New Delhi: In a historic day for working women, the Lok Sabka on Thursday passed the Maternity Benefit (Amendment) Bill, 2016, that seeks to increase the maternity leaves from existing 12 weeks to 26 weeks.
The momentous bill was passed just a day after the world celebrated International Women's Day which is held on March 8 each year.
The development surely is a significant moment for working women, particularly, who are pregnant or are planning to have a child because sufficient maternity leave is crucial for the health of mother and child.
For the Mother
A short maternity leave can have negative health outcomes for both mother and the child. Studies have shown that women with 3-month-old infants who worked full time reported feeling greater rates of depression, stress, poor health and overall family stress than mothers who were able to stay home - either because they didn’t have a job or because they were on maternity leave.

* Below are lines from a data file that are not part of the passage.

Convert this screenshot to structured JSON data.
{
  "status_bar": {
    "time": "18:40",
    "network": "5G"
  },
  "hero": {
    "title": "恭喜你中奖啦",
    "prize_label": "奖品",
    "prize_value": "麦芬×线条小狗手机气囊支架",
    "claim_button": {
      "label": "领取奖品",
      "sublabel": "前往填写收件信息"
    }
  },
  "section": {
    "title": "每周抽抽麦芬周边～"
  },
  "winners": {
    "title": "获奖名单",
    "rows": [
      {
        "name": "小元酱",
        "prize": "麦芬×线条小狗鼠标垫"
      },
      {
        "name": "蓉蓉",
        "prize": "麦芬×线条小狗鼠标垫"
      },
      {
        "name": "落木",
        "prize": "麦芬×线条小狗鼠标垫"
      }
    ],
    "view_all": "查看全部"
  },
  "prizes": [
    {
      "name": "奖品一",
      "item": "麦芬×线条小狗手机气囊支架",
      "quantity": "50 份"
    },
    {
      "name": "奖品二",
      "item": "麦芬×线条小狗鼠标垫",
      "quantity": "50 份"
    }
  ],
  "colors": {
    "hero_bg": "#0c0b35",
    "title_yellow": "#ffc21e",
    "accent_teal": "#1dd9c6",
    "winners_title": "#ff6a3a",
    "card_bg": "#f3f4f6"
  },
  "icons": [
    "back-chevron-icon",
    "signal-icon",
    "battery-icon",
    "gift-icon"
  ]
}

A short length or limited amount of maternity leave not only affects mother's health, but her newborn also suffers from it. Because when the mother has to go back to work too quickly, her health and the health of her child are at risk.

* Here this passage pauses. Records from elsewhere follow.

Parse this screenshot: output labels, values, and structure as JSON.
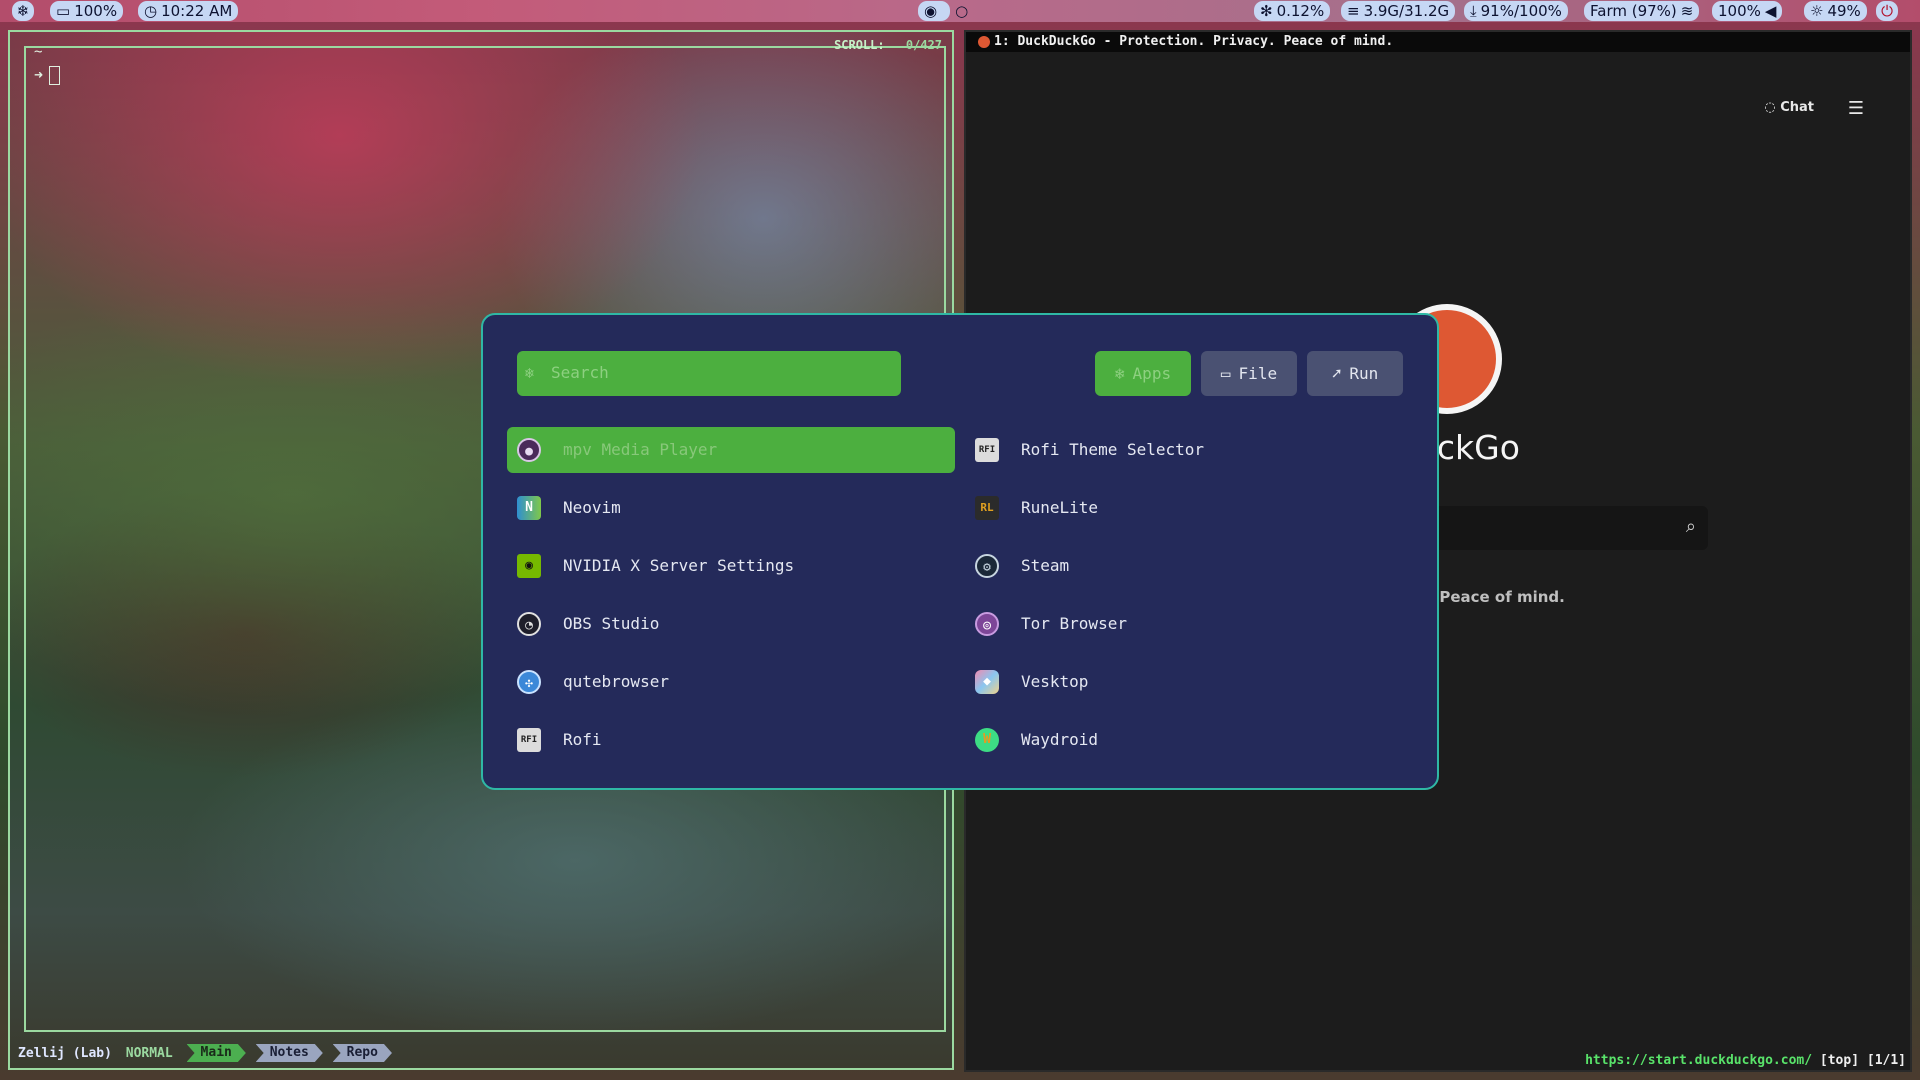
{
  "topbar": {
    "left": {
      "battery": "100%",
      "clock": "10:22 AM"
    },
    "right": {
      "cpu": "0.12%",
      "memory": "3.9G/31.2G",
      "download": "91%/100%",
      "wifi": "Farm (97%)",
      "volume": "100%",
      "brightness": "49%"
    }
  },
  "terminal": {
    "tilde": "~",
    "scroll_label": "SCROLL:",
    "scroll_value": "0/427",
    "prompt_arrow": "➜",
    "statusbar": {
      "app": "Zellij (Lab)",
      "mode": "NORMAL",
      "tabs": [
        "Main",
        "Notes",
        "Repo"
      ]
    }
  },
  "browser": {
    "title": "1: DuckDuckGo - Protection. Privacy. Peace of mind.",
    "chat_label": "Chat",
    "brand_visible": "uckGo",
    "tagline_visible": "y. Peace of mind.",
    "status_url": "https://start.duckduckgo.com/",
    "status_pos": "[top] [1/1]"
  },
  "rofi": {
    "search_placeholder": "Search",
    "modes": [
      {
        "label": "Apps",
        "active": true,
        "icon": "snowflake-icon"
      },
      {
        "label": "File",
        "active": false,
        "icon": "folder-icon"
      },
      {
        "label": "Run",
        "active": false,
        "icon": "rocket-icon"
      }
    ],
    "left_column": [
      {
        "label": "mpv Media Player",
        "icon": "mpv-icon",
        "selected": true
      },
      {
        "label": "Neovim",
        "icon": "neovim-icon"
      },
      {
        "label": "NVIDIA X Server Settings",
        "icon": "nvidia-icon"
      },
      {
        "label": "OBS Studio",
        "icon": "obs-icon"
      },
      {
        "label": "qutebrowser",
        "icon": "qutebrowser-icon"
      },
      {
        "label": "Rofi",
        "icon": "rofi-icon"
      }
    ],
    "right_column": [
      {
        "label": "Rofi Theme Selector",
        "icon": "rofi-icon"
      },
      {
        "label": "RuneLite",
        "icon": "runelite-icon"
      },
      {
        "label": "Steam",
        "icon": "steam-icon"
      },
      {
        "label": "Tor Browser",
        "icon": "tor-icon"
      },
      {
        "label": "Vesktop",
        "icon": "vesktop-icon"
      },
      {
        "label": "Waydroid",
        "icon": "waydroid-icon"
      }
    ]
  },
  "colors": {
    "accent_green": "#4caf3f",
    "rofi_bg": "#242a5a",
    "rofi_border": "#2fb8a5",
    "ddg_orange": "#de5833"
  }
}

A number of studies indicated that mothers who experience depression and stress have a negative impact on their families’ overall wellness and on the health and cognitive development of their children.
“Numerous studies show that clinical depression in mothers as well as self-reported depressive symptoms, anxiety, and psychological distress, are important risk factors for adverse emotional and cognitive outcomes in their children, particularly during the first few years of life,” researchers noted in a 2011 study.

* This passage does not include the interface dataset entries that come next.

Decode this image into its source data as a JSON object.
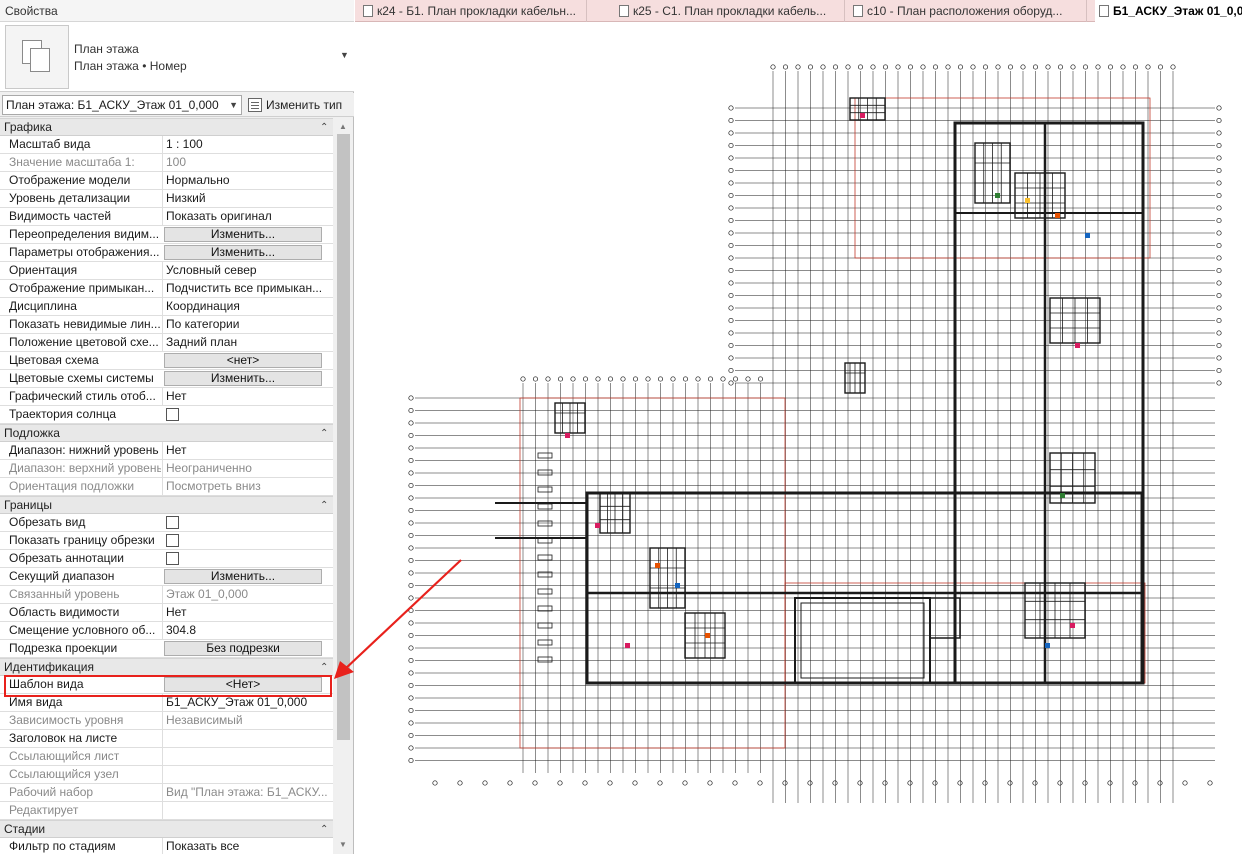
{
  "panel": {
    "title": "Свойства",
    "type_selector": {
      "line1": "План этажа",
      "line2": "План этажа • Номер"
    },
    "instance_selector": "План этажа: Б1_АСКУ_Этаж 01_0,000",
    "edit_type_label": "Изменить тип"
  },
  "groups": {
    "grafika": "Графика",
    "podlozhka": "Подложка",
    "granitsy": "Границы",
    "identifikatsiya": "Идентификация",
    "stadii": "Стадии"
  },
  "rows": {
    "scale": {
      "label": "Масштаб вида",
      "value": "1 : 100"
    },
    "scale_value": {
      "label": "Значение масштаба    1:",
      "value": "100"
    },
    "model_display": {
      "label": "Отображение модели",
      "value": "Нормально"
    },
    "detail_level": {
      "label": "Уровень детализации",
      "value": "Низкий"
    },
    "parts_visibility": {
      "label": "Видимость частей",
      "value": "Показать оригинал"
    },
    "visibility_overrides": {
      "label": "Переопределения видим...",
      "value": "Изменить..."
    },
    "display_options": {
      "label": "Параметры отображения...",
      "value": "Изменить..."
    },
    "orientation": {
      "label": "Ориентация",
      "value": "Условный север"
    },
    "wall_join": {
      "label": "Отображение примыкан...",
      "value": "Подчистить все примыкан..."
    },
    "discipline": {
      "label": "Дисциплина",
      "value": "Координация"
    },
    "hidden_lines": {
      "label": "Показать невидимые лин...",
      "value": "По категории"
    },
    "color_scheme_location": {
      "label": "Положение цветовой схе...",
      "value": "Задний план"
    },
    "color_scheme": {
      "label": "Цветовая схема",
      "value": "<нет>"
    },
    "system_color_schemes": {
      "label": "Цветовые схемы системы",
      "value": "Изменить..."
    },
    "graphic_style": {
      "label": "Графический стиль отоб...",
      "value": "Нет"
    },
    "sun_path": {
      "label": "Траектория солнца",
      "value": ""
    },
    "underlay_bottom": {
      "label": "Диапазон: нижний уровень",
      "value": "Нет"
    },
    "underlay_top": {
      "label": "Диапазон: верхний уровень",
      "value": "Неограниченно"
    },
    "underlay_orientation": {
      "label": "Ориентация подложки",
      "value": "Посмотреть вниз"
    },
    "crop_view": {
      "label": "Обрезать вид",
      "value": ""
    },
    "crop_region_visible": {
      "label": "Показать границу обрезки",
      "value": ""
    },
    "annotation_crop": {
      "label": "Обрезать аннотации",
      "value": ""
    },
    "view_range": {
      "label": "Секущий диапазон",
      "value": "Изменить..."
    },
    "associated_level": {
      "label": "Связанный уровень",
      "value": "Этаж 01_0,000"
    },
    "scope_box": {
      "label": "Область видимости",
      "value": "Нет"
    },
    "north_offset": {
      "label": "Смещение условного об...",
      "value": "304.8"
    },
    "depth_clipping": {
      "label": "Подрезка проекции",
      "value": "Без подрезки"
    },
    "view_template": {
      "label": "Шаблон вида",
      "value": "<Нет>"
    },
    "view_name": {
      "label": "Имя вида",
      "value": "Б1_АСКУ_Этаж 01_0,000"
    },
    "dependency": {
      "label": "Зависимость уровня",
      "value": "Независимый"
    },
    "title_on_sheet": {
      "label": "Заголовок на листе",
      "value": ""
    },
    "referencing_sheet": {
      "label": "Ссылающийся лист",
      "value": ""
    },
    "referencing_detail": {
      "label": "Ссылающийся узел",
      "value": ""
    },
    "workset": {
      "label": "Рабочий набор",
      "value": "Вид \"План этажа: Б1_АСКУ..."
    },
    "edited_by": {
      "label": "Редактирует",
      "value": ""
    },
    "phase_filter": {
      "label": "Фильтр по стадиям",
      "value": "Показать все"
    }
  },
  "tabs": [
    {
      "label": "к24 - Б1. План прокладки кабельн..."
    },
    {
      "label": "к25 - С1. План прокладки кабель..."
    },
    {
      "label": "с10 - План расположения оборуд..."
    },
    {
      "label": "Б1_АСКУ_Этаж 01_0,000"
    }
  ],
  "colors": {
    "highlight": "#e8211c",
    "tabbar_bg": "#f6dede",
    "plan_line": "#1a1a1a",
    "plan_accent_red": "#c0392b"
  },
  "icons": {
    "type_thumbnail": "floor-plan-icon",
    "edit_type": "edit-type-icon",
    "collapse": "collapse-chevron-icon"
  }
}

The study by the National Bureau of Economic Research found that “in the long run, working actually decreased moms’ depression and stress.
According to the researchers, the key to a healthy mother and child seems to be not necessarily staying out of the workforce entirely, but rather having the time to transition back to full-time work.
For the Baby
The length of maternity leave hugely impacts breastfeeding behaviour. We all know that breastfeeding is the most beautiful and precious thing a mother can do for her baby. Breast milk is best for the baby, and the benefits of breastfeeding extend well beyond basic nutrition. In fact, breastfeeding's protection against illness lasts beyond your baby's breastfeeding stage, too.
WHO recommends exclusive breastfeeding starting within one hour after birth until a baby is 6 months old. Nutritious complementary foods should then be added while continuing to breastfeed for up to 2 years or beyond.
A sufficient maternity leave will help a mother breastfeed her baby smoothly, which is the most important thing for the newborn.
For families and everyone
While it's obvious that mothers and babies will benefit from the Maternity Bill, it isn’t just them, everyone benefits from measures protecting maternity at the workplace.
When the mother and baby are healthier, happier, more rested, and less stressed, their health also improved. Because babies are sick less often, mothers don't require much leaves, which in turn benefits employers also having a more contented and productive workforce due to less employee absenteeism.
Most importantly, the bill will help both families and nations save on healthcare costs, with lower morbidity and mortality rates.
The Maternity Benefit Act, 1961, which will benefit about 1.8 million women, protects the employment of women during the time of her maternity and entitles her full paid absence from work, to take care for her child.
The new law will apply to all establishments employing 10 or more people and the entitlement will be for only up to first two children. The maternity leave beyond the first children will continue to be only 12 weeks.